Top positive review
modern update on anarchism
Reviewed in the United States on January 12, 2014
Unless your interest in this book is purely academic analysis of political systems, I assume you have some leanings in its direction. If so, you know that anarchy has a bad rep; I've seen it equated with 'chaos' in crossword puzzles. Chomsky acknowledges this early on and refutes it; he takes us back to the original goals of anarchy, devoid of people who riot and throw bricks through windows, the goals of individual freedom, economic equality and democracy built from the ground up.
The book consists of five chapters; each taken from a previously published work. Although copyright 2013, the earliest chapter is from 1969, the latest @2002.
The first is an essay entitled 'Notes on Anarchism' and is just that; a wide variety of thoughts, with quotes from others, as to just what true anarchism is, and is not. The second chapter, excerpts from Understanding Power, is worth the price of the book. A question and answer session (Chomsky giving the answers) seemingly in a group setting with various people raising the essential questions of anarchism (tension of collectivism vs. individual freedom etc.) Chomsky gives a magnificent tour-de-force performance in replies. He also mentions the anarchy/chaos situation.
The third chapter is one of very heavy reading. Stating that the Spanish Revolution, 1936-37, is of great historical significance, Chomsky not only reviews the history of the 'people's revolution' which was crushed by those in power, but, citing numerous historians, questions whether or not their views coincided with reality as to what was happening. If you're not familiar with the named historians or their works, this is a tough read. However, if you bypass all of that and accept Chomsky's opinions, you will learn a lot regarding the Spanish Civil War and especially the entrenched power response to anarchists.
The fourth chapter is an interview with Harry Kreisler (of UC Berkeley), Chomsky is the interviewee; the effect is similar to chapters one and two, a variety of anarchist thoughts and concepts are discussed.

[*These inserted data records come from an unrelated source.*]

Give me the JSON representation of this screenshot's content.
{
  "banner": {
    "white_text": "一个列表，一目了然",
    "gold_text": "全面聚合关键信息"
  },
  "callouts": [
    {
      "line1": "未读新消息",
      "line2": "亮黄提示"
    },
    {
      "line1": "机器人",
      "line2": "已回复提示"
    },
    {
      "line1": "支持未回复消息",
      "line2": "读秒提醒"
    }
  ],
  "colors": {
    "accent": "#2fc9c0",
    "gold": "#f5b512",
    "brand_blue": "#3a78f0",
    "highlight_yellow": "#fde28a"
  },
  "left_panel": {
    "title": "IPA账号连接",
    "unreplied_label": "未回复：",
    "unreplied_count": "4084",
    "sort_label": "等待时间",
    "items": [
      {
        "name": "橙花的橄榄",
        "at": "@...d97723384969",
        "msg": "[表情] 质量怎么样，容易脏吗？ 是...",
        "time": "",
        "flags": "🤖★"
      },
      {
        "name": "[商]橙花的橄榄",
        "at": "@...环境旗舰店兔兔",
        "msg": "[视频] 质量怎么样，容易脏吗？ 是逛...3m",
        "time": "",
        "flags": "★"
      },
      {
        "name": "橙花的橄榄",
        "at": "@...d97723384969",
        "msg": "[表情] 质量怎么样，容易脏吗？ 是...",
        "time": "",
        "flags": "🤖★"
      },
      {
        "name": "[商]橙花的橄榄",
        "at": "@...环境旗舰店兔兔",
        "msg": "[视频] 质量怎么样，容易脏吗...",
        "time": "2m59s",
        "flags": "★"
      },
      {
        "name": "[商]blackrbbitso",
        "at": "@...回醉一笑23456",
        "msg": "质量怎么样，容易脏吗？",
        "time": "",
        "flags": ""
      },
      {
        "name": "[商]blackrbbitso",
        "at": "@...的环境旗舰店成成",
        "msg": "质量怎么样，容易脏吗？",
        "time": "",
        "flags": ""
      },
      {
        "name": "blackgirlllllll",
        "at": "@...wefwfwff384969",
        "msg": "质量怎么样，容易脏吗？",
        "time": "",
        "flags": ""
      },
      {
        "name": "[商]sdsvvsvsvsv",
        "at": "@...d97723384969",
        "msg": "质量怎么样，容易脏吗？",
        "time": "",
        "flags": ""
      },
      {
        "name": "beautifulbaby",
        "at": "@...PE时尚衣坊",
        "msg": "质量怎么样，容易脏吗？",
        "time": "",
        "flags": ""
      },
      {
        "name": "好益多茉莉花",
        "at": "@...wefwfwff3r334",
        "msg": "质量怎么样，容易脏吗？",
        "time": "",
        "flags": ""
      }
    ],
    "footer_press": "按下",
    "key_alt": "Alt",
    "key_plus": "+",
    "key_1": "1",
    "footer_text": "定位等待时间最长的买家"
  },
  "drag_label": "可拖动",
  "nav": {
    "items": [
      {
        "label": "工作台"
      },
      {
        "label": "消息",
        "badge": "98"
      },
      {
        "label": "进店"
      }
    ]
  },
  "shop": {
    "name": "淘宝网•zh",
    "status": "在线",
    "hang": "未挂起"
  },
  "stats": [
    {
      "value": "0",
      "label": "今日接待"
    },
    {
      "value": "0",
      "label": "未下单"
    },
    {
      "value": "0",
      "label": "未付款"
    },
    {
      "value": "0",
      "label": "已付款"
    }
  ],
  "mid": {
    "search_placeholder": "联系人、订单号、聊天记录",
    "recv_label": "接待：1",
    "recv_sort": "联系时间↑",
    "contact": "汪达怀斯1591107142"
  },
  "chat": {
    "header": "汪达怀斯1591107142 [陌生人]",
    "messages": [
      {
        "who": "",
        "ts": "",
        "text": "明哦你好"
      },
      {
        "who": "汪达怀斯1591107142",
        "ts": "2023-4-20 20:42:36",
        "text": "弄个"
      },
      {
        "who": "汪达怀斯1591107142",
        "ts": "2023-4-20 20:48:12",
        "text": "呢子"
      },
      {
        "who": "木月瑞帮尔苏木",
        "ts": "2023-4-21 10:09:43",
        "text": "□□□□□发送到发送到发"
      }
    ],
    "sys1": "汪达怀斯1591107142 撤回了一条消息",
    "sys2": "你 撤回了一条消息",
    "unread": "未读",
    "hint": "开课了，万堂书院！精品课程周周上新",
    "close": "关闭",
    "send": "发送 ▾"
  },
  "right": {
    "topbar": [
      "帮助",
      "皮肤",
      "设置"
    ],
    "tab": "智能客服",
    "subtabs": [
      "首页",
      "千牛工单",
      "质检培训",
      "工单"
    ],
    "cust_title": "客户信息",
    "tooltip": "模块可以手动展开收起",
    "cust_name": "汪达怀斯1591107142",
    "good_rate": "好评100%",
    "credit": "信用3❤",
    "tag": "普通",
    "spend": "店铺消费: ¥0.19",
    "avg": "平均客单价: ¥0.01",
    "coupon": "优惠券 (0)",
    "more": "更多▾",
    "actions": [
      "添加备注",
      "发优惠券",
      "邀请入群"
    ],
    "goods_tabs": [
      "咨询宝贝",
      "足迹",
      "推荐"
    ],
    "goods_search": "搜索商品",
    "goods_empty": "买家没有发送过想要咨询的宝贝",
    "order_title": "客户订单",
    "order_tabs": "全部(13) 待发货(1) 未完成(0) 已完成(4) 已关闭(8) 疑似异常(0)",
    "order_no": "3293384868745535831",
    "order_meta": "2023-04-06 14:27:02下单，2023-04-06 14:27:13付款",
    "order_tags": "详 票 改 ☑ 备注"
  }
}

The last chapter is the transcript of a lecture given at Loyola University in 1970; Chomsky is a linguist so he is seemingly in his element as this address is entitled -Language and Freedom. But no, he raises the question as to just how language and freedom are related and admits, at the end, that he is still not sure but much intrigued by the association. An interesting essay which will challenge your thinking in many areas, but may also, answer many questions you have had in your pursuit of an understanding of anarchism.